Pietz mentioned how the process of teaching was not always easy. One of the hurdles toward the beginning was how to relate to high school audiences. Finally, the students found a balance between impressing the teacher and engaging the high schoolers.
Another challenge was working with a group of skilled, but independent, students to create teaching content that was both compelling and informational. Over time, the students found their strong and weak teaching points and found ways to balance one another.
"Working in a group for an artistic, creative project is difficult," Pietz said. "The planning phase was a bit stressful, because we had different ideas of what we wanted certain things to look like. It's especially hard to be cohesive when you're splitting a presentation between four people! But there were some great benefits of co-presenting. When it comes down to it, and you're presenting alongside someone, bouncing the conversation back and forth in a natural way, you feel less pressure and it becomes more engaging."

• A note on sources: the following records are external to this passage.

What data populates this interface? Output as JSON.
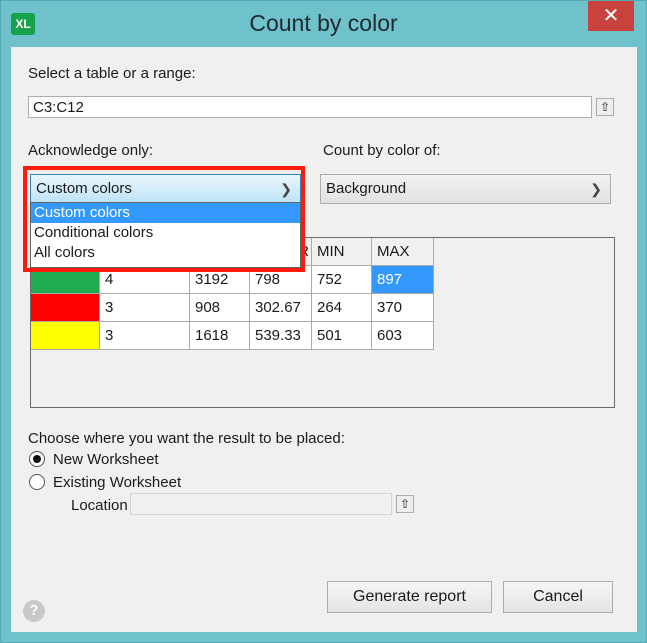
{
  "window": {
    "title": "Count by color",
    "app_icon_text": "XL",
    "close_glyph": "✕"
  },
  "range_section": {
    "label": "Select a table or a range:",
    "value": "C3:C12",
    "select_button_icon": "arrow-up-icon"
  },
  "acknowledge": {
    "label": "Acknowledge only:",
    "selected": "Custom colors",
    "options": [
      "Custom colors",
      "Conditional colors",
      "All colors"
    ]
  },
  "count_of": {
    "label": "Count by color of:",
    "selected": "Background"
  },
  "table": {
    "headers": [
      "",
      "",
      "",
      "R",
      "MIN",
      "MAX"
    ],
    "rows": [
      {
        "color": "#1fab4e",
        "values": [
          "4",
          "3192",
          "798",
          "752",
          "897"
        ]
      },
      {
        "color": "#ff0000",
        "values": [
          "3",
          "908",
          "302.67",
          "264",
          "370"
        ]
      },
      {
        "color": "#ffff00",
        "values": [
          "3",
          "1618",
          "539.33",
          "501",
          "603"
        ]
      }
    ]
  },
  "placement": {
    "label": "Choose where you want the result to be placed:",
    "new_worksheet": "New Worksheet",
    "existing_worksheet": "Existing Worksheet",
    "location_label": "Location",
    "location_value": ""
  },
  "buttons": {
    "generate": "Generate report",
    "cancel": "Cancel",
    "help": "?"
  },
  "colors": {
    "title_bar": "#6fc1cc",
    "close": "#c9423b",
    "selection": "#3399ff",
    "highlight": "#ff1a0a"
  }
}
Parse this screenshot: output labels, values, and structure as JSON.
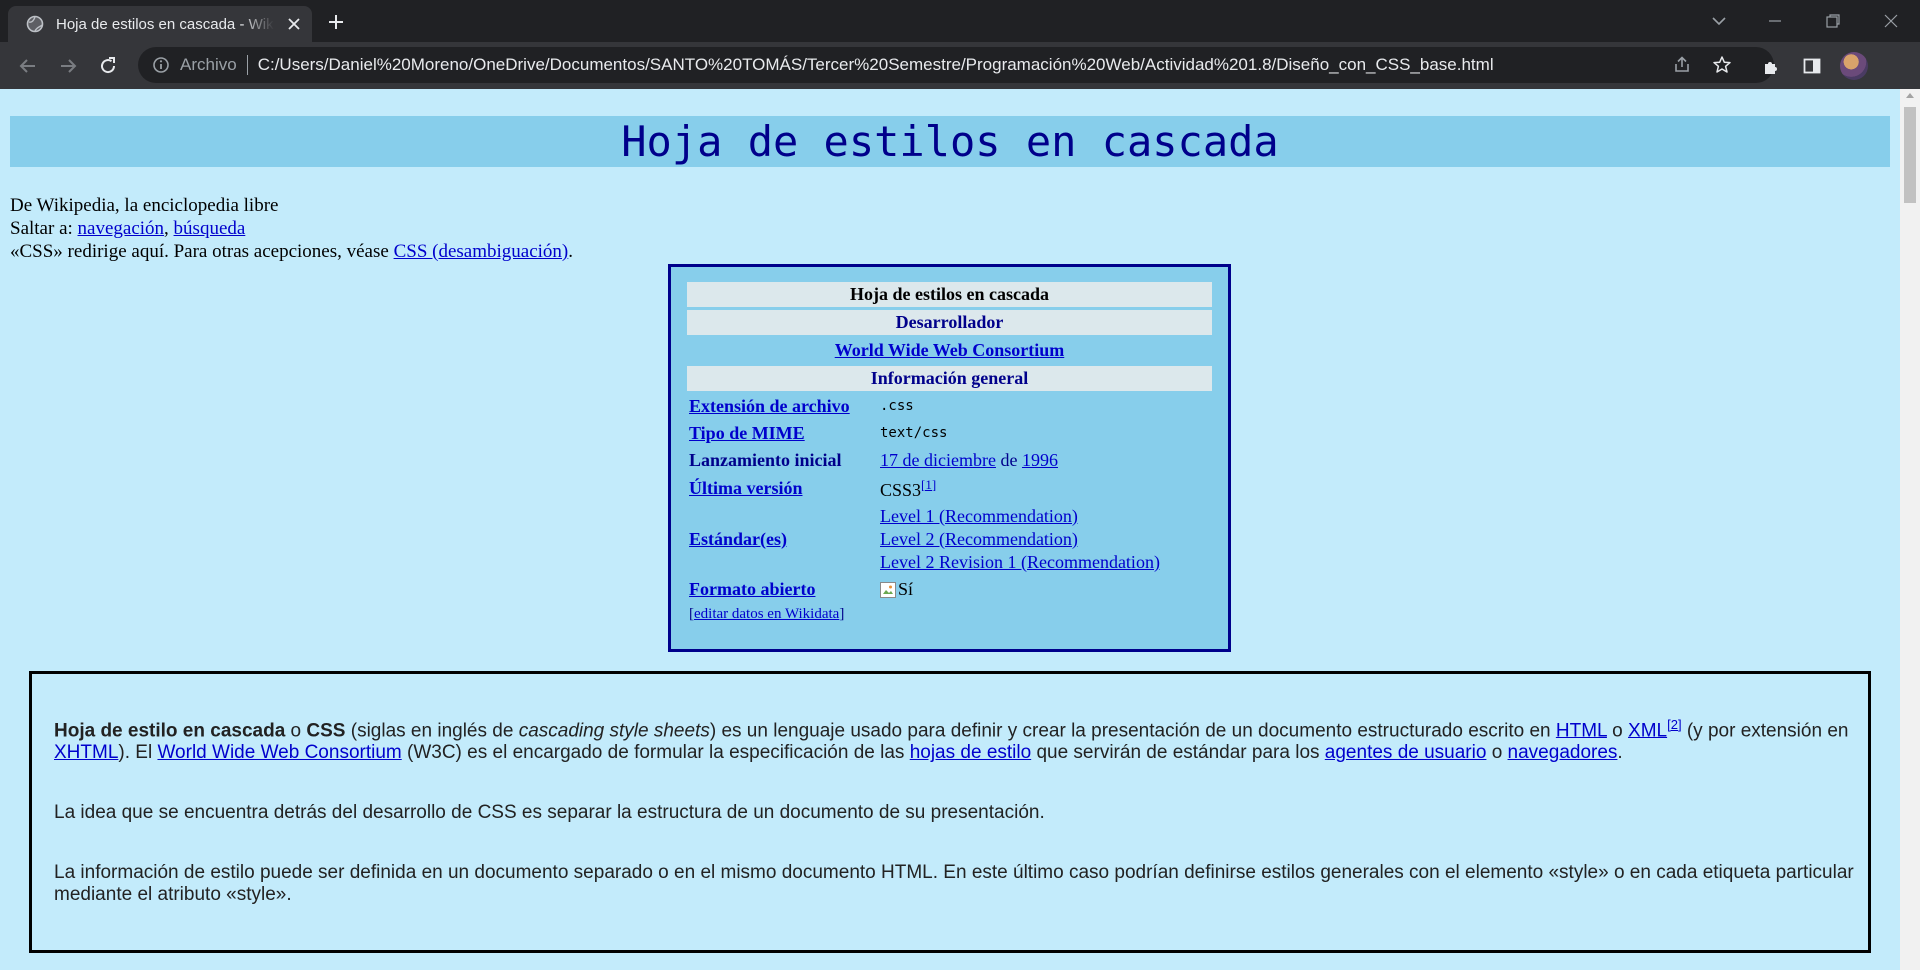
{
  "browser": {
    "tab_title": "Hoja de estilos en cascada - Wikipedia",
    "url_scheme": "Archivo",
    "url": "C:/Users/Daniel%20Moreno/OneDrive/Documentos/SANTO%20TOMÁS/Tercer%20Semestre/Programación%20Web/Actividad%201.8/Diseño_con_CSS_base.html",
    "icons": [
      "globe-icon",
      "close-icon",
      "plus-icon",
      "chevron-down-icon",
      "minimize-icon",
      "restore-icon",
      "window-close-icon",
      "back-icon",
      "forward-icon",
      "reload-icon",
      "info-icon",
      "share-icon",
      "star-icon",
      "extensions-icon",
      "side-panel-icon",
      "avatar"
    ]
  },
  "page": {
    "heading": "Hoja de estilos en cascada",
    "intro": {
      "line1": "De Wikipedia, la enciclopedia libre",
      "skip_prefix": "Saltar a: ",
      "skip_nav": "navegación",
      "skip_sep": ", ",
      "skip_search": "búsqueda",
      "redirect_prefix": "«CSS» redirige aquí. Para otras acepciones, véase ",
      "redirect_link": "CSS (desambiguación)",
      "redirect_suffix": "."
    },
    "infobox": {
      "title": "Hoja de estilos en cascada",
      "developer_header": "Desarrollador",
      "developer": "World Wide Web Consortium",
      "general_header": "Información general",
      "rows": {
        "extension_label": "Extensión de archivo",
        "extension_value": ".css",
        "mime_label": "Tipo de MIME",
        "mime_value": "text/css",
        "launch_label": "Lanzamiento inicial",
        "launch_date": "17 de diciembre",
        "launch_de": " de ",
        "launch_year": "1996",
        "version_label": "Última versión",
        "version_value": "CSS3",
        "version_ref": "[1]",
        "standards_label": "Estándar(es)",
        "standard1": "Level 1 (Recommendation)",
        "standard2": "Level 2 (Recommendation)",
        "standard3": "Level 2 Revision 1 (Recommendation)",
        "open_label": "Formato abierto",
        "open_value": "Sí"
      },
      "edit_open": "[",
      "edit_link": "editar datos en Wikidata",
      "edit_close": "]"
    },
    "article": {
      "p1": {
        "b1": "Hoja de estilo en cascada",
        "t1": " o ",
        "b2": "CSS",
        "t2": " (siglas en inglés de ",
        "i1": "cascading style sheets",
        "t3": ") es un lenguaje usado para definir y crear la presentación de un documento estructurado escrito en ",
        "l_html": "HTML",
        "t4": " o ",
        "l_xml": "XML",
        "ref2": "[2]",
        "t5": " (y por extensión en ",
        "l_xhtml": "XHTML",
        "t6": "). El ",
        "l_w3c": "World Wide Web Consortium",
        "t7": " (W3C) es el encargado de formular la especificación de las ",
        "l_hojas": "hojas de estilo",
        "t8": " que servirán de estándar para los ",
        "l_agentes": "agentes de usuario",
        "t9": " o ",
        "l_nav": "navegadores",
        "t10": "."
      },
      "p2": "La idea que se encuentra detrás del desarrollo de CSS es separar la estructura de un documento de su presentación.",
      "p3": "La información de estilo puede ser definida en un documento separado o en el mismo documento HTML. En este último caso podrían definirse estilos generales con el elemento «style» o en cada etiqueta particular mediante el atributo «style»."
    }
  },
  "colors": {
    "page_bg": "#c3ebfb",
    "header_bg": "#87ceeb",
    "header_text": "#00008b",
    "link": "#0000cc",
    "chrome_dark": "#202124",
    "chrome_mid": "#35363a"
  }
}
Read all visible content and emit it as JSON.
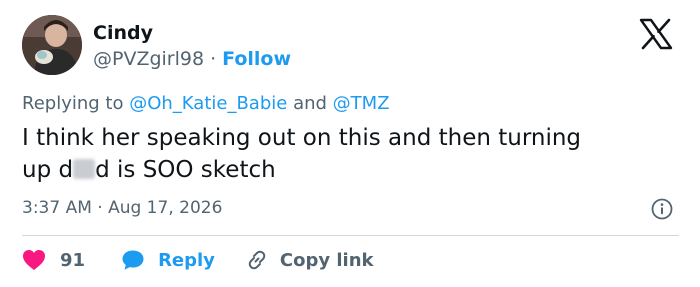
{
  "author": {
    "name": "Cindy",
    "handle": "@PVZgirl98",
    "separator": "·",
    "follow_label": "Follow"
  },
  "reply_context": {
    "prefix": "Replying to",
    "mention_1": "@Oh_Katie_Babie",
    "conjunction": "and",
    "mention_2": "@TMZ"
  },
  "tweet": {
    "line1": "I think her speaking out on this and then turning",
    "line2_start": "up d",
    "line2_end": "d is SOO sketch",
    "timestamp": "3:37 AM · Aug 17, 2026"
  },
  "actions": {
    "like_count": "91",
    "reply_label": "Reply",
    "copy_link_label": "Copy link"
  },
  "colors": {
    "accent": "#1d9bf0",
    "like": "#f91880",
    "text": "#0f1419",
    "secondary": "#536471",
    "divider": "#cfd9de"
  },
  "icons": {
    "brand": "x-logo-icon",
    "info": "info-icon",
    "like": "heart-icon",
    "reply": "speech-bubble-icon",
    "copy": "link-icon"
  }
}
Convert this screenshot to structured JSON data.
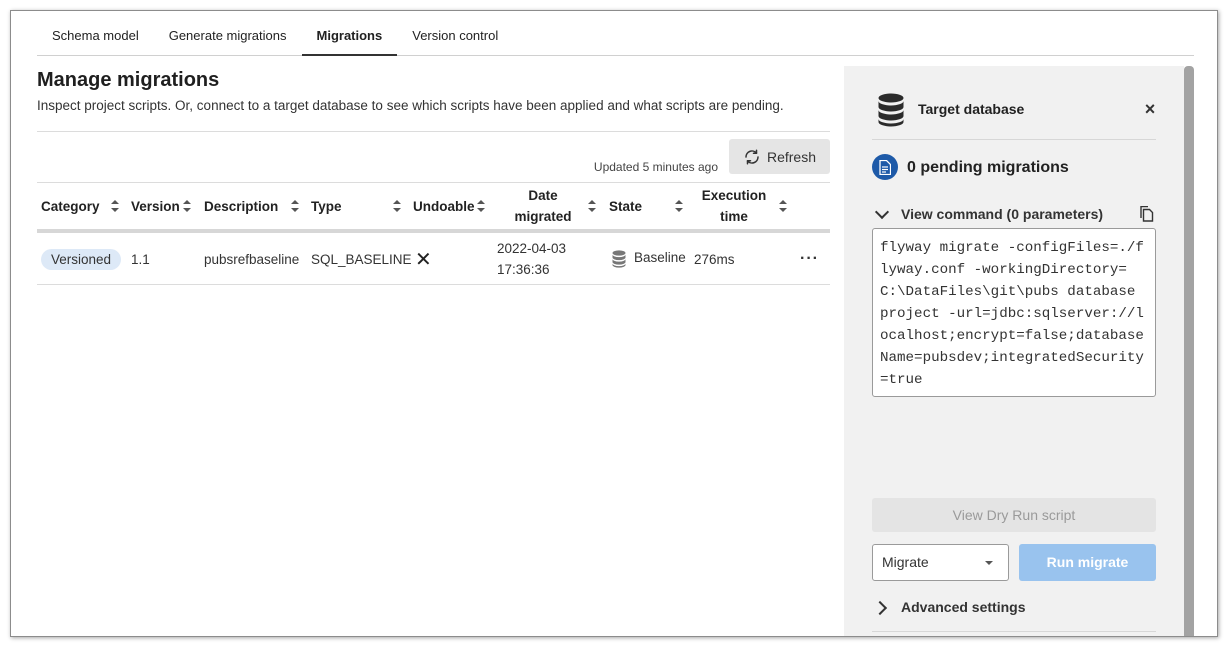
{
  "tabs": [
    {
      "label": "Schema model"
    },
    {
      "label": "Generate migrations"
    },
    {
      "label": "Migrations"
    },
    {
      "label": "Version control"
    }
  ],
  "active_tab": "Migrations",
  "main": {
    "title": "Manage migrations",
    "subtitle": "Inspect project scripts. Or, connect to a target database to see which scripts have been applied and what scripts are pending.",
    "updated_text": "Updated 5 minutes ago",
    "refresh_label": "Refresh"
  },
  "table": {
    "columns": {
      "category": "Category",
      "version": "Version",
      "description": "Description",
      "type": "Type",
      "undoable": "Undoable",
      "date_line1": "Date",
      "date_line2": "migrated",
      "state": "State",
      "exec_line1": "Execution",
      "exec_line2": "time"
    },
    "rows": [
      {
        "category": "Versioned",
        "version": "1.1",
        "description": "pubsrefbaseline",
        "type": "SQL_BASELINE",
        "undoable": "✕",
        "date_line1": "2022-04-03",
        "date_line2": "17:36:36",
        "state": "Baseline",
        "exec_time": "276ms",
        "actions": "···"
      }
    ]
  },
  "panel": {
    "title": "Target database",
    "close": "×",
    "pending": "0 pending migrations",
    "view_command": "View command (0 parameters)",
    "command": "flyway migrate -configFiles=./flyway.conf -workingDirectory=C:\\DataFiles\\git\\pubs database project -url=jdbc:sqlserver://localhost;encrypt=false;databaseName=pubsdev;integratedSecurity=true",
    "dry_run": "View Dry Run script",
    "select_value": "Migrate",
    "run": "Run migrate",
    "advanced": "Advanced settings"
  },
  "icons": {
    "refresh": "refresh-icon",
    "database": "database-icon",
    "pending": "document-icon",
    "copy": "copy-icon",
    "close": "close-icon"
  },
  "colors": {
    "pill_bg": "#dde9f7",
    "primary_disabled": "#99c3ee",
    "pending_icon": "#1e5aa8"
  }
}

The sessions taught where "What Is a Story?", "Having Something to Say," "Making a Career Out of Writing" and "How to be Cool (by publishing a book)". The students taught in five to seven class periods in each school, and they were usually split into pairs teaching different classes at the same time. Overall, they were able to talk to over 200 high school students.
This was groundbreaking for the professional writing department, but Taylor expressed deep desire to continue these high school visits into next fall and spring semesters, especially after the pleasant feedback from some of the teachers.
"One of the teachers at Heritage wrote this: 'We enjoyed having you here.'," Taylor said. "'I was particularly impressed with your students' composure in presenting. A couple of my girls said they couldn't believe they were students, that they seemed like adults (which of course they sort of are). Blessings on the end of your school year, and please thank Jori, Megan, Tim, and Chrysa for all of us!'"
The students enjoyed their time with this project and Pietz even hopes to return and help out with it next semester.
According to Pietz, the large motivator for the professional writing program at Taylor is the students within the major. Not only are these students published in different areas, but some have even received book deals.
"It's really a great idea to have students do the presenting at high schools because it showcases our knowledge of our field - it shows the program is legitimate," Pietz said. "On top of that, we're only a few years older than the high schoolers we present to. It's not hard for them to see themselves in our shoes in a few years."